In English, many things are named after a particular country – but have you ever wondered what those things are called in those countries?
1sed de matar femininedeseo de matar masculine
- It's seems that only in their flaccid middle age that they got inspired to bloodlust and glory.
- I would have broken eye-sockets, rib cages, kneecaps and then some, such was my rabid bloodlust.
- Any intellectual who didn't manage to flee into exile was killed during his bloodlust.
- This season doesn't do much to satisfy the audience's bloodlust.
- The hero is the agent of horror and bloodlust and revenge.
- Or was it just a matter of the soldiers running out of control, fired by bloodlust and not behaving like human beings any more?
- She completely fails to query whether or not this competitive bloodlust is something we as a society want to encourage.
- However, and this is where war and crime seem to be one and the same thing, there will always be moments in the heat of battle when rules are forgotten and bloodlust takes over.
- Despite himself, he looked back and saw the form of a large dog crossing the river, eager to reach him, bloodlust shining in its canine eyes.
- This new wave of bloodlust, it occurred to me, is more a result of feeling helpless, than of anything rational or reasonable.
- Whilst the narrator poses questions to himself and the viewer, the nature of death, bloodlust and voyeurism is brought home.
- Nothing will sate their bloodlust and hatred other than to kill everyone of us or at least die trying.
- My fear turned to malice, and my breathing became quicker as my bloodlust deepened.
- There is a certain grim logic in going from one kind of bloodlust in war to another in addiction.
- Maybe it's meant to raise your bloodlust, but Daniel didn't get swept away.
- Despite careful breeding, not all hounds will chase a fox or show bloodlust - the penalty for this is to be shot by the hunt.
- But at the end of the day you have to justify your bloodlust.
- The driver let out a terrifying cry of bloodlust.
- She had grown up hating her husband's bloodlust, and no one doubted murder when he shot her during one of his hunting trips.
- She saw the expressions on their faces, hungry and full of bloodlust.
English has borrowed many of the following foreign expressions of parting, so you’ve probably encountered some of these ways to say goodbye in other languages.
Many words formed by the addition of the suffix –ster are now obsolete - which ones are due a resurgence?
As their breed names often attest, dogs are a truly international bunch.
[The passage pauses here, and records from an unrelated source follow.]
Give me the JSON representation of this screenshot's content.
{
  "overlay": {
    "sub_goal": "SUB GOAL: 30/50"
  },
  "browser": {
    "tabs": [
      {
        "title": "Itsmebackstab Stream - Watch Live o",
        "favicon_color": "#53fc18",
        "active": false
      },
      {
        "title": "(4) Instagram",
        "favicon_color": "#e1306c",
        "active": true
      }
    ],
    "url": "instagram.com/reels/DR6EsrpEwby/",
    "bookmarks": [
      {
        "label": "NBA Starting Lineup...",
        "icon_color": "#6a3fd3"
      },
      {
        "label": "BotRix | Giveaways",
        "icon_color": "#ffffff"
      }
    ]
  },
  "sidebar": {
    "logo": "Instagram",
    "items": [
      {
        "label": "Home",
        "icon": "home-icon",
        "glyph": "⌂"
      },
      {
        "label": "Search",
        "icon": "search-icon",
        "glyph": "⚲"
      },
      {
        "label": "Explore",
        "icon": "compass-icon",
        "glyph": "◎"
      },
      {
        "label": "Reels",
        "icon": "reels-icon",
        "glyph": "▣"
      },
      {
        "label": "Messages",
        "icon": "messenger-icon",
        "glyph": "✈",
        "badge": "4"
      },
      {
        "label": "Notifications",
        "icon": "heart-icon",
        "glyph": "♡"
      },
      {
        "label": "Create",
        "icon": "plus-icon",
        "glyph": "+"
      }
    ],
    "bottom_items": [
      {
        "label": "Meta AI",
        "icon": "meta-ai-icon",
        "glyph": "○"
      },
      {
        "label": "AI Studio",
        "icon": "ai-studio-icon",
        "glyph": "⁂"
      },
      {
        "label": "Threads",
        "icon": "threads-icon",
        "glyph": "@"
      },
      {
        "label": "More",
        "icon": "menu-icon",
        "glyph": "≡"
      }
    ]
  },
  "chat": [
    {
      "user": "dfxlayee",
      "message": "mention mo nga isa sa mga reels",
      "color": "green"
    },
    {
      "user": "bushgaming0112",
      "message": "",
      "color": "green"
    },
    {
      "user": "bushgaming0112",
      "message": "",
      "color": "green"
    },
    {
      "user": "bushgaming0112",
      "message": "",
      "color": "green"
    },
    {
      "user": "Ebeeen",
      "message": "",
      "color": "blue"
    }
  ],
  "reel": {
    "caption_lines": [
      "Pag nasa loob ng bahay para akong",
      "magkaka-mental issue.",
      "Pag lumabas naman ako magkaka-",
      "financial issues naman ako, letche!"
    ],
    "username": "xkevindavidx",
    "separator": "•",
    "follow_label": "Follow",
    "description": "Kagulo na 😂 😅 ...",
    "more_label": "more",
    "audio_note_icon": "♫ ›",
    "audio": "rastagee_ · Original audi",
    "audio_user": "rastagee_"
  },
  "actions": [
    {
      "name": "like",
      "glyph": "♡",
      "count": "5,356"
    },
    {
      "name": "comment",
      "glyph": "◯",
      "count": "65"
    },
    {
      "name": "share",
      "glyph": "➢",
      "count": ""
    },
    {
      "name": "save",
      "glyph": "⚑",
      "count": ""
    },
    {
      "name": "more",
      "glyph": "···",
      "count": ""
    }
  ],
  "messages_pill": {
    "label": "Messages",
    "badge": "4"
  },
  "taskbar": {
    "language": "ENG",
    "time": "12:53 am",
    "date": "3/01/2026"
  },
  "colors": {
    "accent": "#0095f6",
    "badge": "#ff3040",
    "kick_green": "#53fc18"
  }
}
Let’s take a look at 12 different dog breed names and their backstories.